Now and again through the evening calm comes the sound of a powerful petrol motor, and soon afterwards the streets are filled with a thick grey cloud. This is insecticide, and they are fumigating against the mosquito Aedes aegypti. Aedes is one of the banes of mankind, in many ways, but the worry here is Dengue fever.
Dengue is a virus, and causes fever, joint pains and, even sometimes hemorrhage and death. It is incredibly common in tropical regions around the world, with about 50 million cases a year. You can´t catch it by shaking hands, or sneezing or eating the wrong foods, it has to be transmitted blood to blood, which in practice means the bite of a female mosquito of the Aedes genus. Hence the attempt to eradicate this little pest.
But does this really have anything to do with the Mata Atlantica? It´s not just the mosquito bite that causes a disease, there has to have been someone infectious to infect the insect. Or something infectious. Some animals act as reservoirs for human diseases, the sylvan equivalent of typhoid Mary. Yellow fever, for example, is notorious for infecting primate populations, so lumberjacks clearing forest are often particularly at risk.
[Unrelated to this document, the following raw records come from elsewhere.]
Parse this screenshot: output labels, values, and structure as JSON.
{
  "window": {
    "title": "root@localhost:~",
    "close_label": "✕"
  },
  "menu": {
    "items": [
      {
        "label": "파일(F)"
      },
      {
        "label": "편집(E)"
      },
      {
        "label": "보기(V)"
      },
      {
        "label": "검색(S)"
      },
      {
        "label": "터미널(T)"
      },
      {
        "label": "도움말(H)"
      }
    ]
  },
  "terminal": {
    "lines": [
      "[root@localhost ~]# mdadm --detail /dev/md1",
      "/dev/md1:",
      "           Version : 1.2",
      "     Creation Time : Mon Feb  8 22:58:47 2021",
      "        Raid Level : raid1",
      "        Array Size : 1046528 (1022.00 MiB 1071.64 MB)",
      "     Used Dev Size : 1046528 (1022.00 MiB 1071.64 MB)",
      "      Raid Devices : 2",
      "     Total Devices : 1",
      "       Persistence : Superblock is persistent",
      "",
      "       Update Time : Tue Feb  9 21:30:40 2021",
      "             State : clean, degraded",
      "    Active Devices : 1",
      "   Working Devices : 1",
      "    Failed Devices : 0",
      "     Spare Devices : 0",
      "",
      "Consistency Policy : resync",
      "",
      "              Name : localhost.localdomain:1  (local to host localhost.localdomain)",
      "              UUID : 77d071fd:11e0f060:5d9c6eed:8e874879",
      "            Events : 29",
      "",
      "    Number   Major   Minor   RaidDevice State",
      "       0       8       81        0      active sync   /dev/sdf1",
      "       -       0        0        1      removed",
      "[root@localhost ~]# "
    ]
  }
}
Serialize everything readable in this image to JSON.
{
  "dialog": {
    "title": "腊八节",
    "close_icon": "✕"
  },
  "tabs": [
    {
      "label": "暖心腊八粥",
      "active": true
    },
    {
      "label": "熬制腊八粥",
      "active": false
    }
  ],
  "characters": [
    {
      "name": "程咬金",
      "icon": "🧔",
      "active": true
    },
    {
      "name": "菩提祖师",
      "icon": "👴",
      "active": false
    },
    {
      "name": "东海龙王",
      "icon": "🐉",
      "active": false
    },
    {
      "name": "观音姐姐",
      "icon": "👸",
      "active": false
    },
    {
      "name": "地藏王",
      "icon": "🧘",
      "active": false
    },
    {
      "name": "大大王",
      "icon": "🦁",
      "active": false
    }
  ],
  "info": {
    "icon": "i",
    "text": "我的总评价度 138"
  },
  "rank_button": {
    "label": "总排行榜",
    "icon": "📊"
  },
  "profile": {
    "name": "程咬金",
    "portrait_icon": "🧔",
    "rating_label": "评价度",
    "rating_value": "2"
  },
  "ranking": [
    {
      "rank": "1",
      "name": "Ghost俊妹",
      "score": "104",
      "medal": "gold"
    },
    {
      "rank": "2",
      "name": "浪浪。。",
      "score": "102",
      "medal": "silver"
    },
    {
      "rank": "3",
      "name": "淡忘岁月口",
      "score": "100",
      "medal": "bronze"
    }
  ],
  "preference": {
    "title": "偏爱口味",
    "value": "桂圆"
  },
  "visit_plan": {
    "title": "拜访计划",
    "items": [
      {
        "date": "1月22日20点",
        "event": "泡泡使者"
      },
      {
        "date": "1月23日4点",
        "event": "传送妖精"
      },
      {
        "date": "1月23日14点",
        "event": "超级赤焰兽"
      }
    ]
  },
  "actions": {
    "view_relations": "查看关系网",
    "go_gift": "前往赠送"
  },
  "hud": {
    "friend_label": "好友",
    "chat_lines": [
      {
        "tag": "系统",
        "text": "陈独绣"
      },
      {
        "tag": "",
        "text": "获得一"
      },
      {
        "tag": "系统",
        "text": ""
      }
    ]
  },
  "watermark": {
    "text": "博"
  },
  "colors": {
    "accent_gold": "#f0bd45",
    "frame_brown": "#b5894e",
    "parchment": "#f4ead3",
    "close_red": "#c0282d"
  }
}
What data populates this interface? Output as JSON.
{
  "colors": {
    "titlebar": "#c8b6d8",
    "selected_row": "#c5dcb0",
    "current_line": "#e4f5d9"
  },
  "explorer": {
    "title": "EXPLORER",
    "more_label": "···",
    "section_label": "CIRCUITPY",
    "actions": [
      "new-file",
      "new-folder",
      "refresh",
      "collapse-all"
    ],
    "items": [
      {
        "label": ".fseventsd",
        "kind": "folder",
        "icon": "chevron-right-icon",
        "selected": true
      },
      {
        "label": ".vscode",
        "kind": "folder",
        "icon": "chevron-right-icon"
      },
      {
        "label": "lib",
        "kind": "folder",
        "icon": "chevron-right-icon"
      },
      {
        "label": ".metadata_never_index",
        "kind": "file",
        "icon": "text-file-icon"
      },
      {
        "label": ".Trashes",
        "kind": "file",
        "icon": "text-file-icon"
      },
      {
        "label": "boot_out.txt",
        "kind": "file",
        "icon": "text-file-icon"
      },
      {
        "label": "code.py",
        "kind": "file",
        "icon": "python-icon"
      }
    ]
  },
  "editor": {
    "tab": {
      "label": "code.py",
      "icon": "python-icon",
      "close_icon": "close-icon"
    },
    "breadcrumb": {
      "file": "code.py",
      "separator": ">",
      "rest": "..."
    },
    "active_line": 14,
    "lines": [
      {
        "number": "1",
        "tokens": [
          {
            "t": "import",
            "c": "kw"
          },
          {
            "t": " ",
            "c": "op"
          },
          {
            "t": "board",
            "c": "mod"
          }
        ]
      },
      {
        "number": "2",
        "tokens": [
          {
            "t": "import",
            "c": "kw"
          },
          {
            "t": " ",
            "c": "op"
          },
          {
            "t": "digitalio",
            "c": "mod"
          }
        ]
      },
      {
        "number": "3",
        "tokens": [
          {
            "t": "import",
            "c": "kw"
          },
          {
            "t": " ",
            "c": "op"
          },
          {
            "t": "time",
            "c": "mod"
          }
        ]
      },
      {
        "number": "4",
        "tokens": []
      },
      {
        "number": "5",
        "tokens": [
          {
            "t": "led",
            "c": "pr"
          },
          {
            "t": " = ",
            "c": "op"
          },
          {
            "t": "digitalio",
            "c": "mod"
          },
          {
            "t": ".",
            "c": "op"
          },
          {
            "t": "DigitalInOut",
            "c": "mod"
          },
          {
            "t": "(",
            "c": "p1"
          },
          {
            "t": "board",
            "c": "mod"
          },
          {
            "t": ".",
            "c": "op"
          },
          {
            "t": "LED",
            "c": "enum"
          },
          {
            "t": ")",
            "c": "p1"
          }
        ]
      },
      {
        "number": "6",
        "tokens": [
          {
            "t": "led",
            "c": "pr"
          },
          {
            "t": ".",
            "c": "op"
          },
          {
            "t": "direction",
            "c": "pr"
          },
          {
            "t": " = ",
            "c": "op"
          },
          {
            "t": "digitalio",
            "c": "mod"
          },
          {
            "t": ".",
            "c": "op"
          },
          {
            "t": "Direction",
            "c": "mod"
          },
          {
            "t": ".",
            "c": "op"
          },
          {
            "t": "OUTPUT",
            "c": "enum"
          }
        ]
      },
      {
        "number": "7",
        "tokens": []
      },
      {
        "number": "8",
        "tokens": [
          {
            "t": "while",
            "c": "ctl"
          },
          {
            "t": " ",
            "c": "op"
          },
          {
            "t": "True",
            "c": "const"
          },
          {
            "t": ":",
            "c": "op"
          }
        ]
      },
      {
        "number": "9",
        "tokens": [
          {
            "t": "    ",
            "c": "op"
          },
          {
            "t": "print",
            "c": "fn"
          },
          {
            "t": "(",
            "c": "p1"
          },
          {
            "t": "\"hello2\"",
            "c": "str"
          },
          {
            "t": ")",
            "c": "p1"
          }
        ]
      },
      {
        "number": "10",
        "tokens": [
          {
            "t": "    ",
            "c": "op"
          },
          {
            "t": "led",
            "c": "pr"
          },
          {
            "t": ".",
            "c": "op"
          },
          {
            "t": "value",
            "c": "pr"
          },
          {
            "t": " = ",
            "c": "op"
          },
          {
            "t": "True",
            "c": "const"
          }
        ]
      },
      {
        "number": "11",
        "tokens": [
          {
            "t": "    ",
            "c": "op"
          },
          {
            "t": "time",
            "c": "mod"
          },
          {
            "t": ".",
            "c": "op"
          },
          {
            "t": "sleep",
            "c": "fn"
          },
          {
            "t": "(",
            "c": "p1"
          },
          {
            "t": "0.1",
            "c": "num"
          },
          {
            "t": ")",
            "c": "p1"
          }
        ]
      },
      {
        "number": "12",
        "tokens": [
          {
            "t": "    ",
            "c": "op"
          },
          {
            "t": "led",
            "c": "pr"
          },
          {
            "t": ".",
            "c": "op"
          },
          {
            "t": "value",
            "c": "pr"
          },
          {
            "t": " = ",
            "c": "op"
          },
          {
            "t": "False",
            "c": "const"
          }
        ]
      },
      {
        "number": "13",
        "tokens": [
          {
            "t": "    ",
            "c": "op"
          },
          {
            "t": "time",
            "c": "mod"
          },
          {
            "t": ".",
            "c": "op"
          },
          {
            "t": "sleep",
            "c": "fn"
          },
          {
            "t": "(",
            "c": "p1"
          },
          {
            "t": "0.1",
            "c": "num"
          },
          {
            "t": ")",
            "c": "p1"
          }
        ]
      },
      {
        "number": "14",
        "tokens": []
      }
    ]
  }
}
In the Americas at least, that was thought not to be the case with Dengue, not least because it is not native here. It was brought over with slaves from Africa and immigrants from Asia, and so is not adapted for local wildlife. However, recent research in French Guyana, the French colony north of Brazil, found viral RNA in quite a few animals, including rodents, marsupials and bats. Several of these, such as the mouse opossum Marmosa murina are found in the Mata Atlantica and the presence of virus in their systems suggests that it is adapting. This is bad news for attempts to eradicate the disease.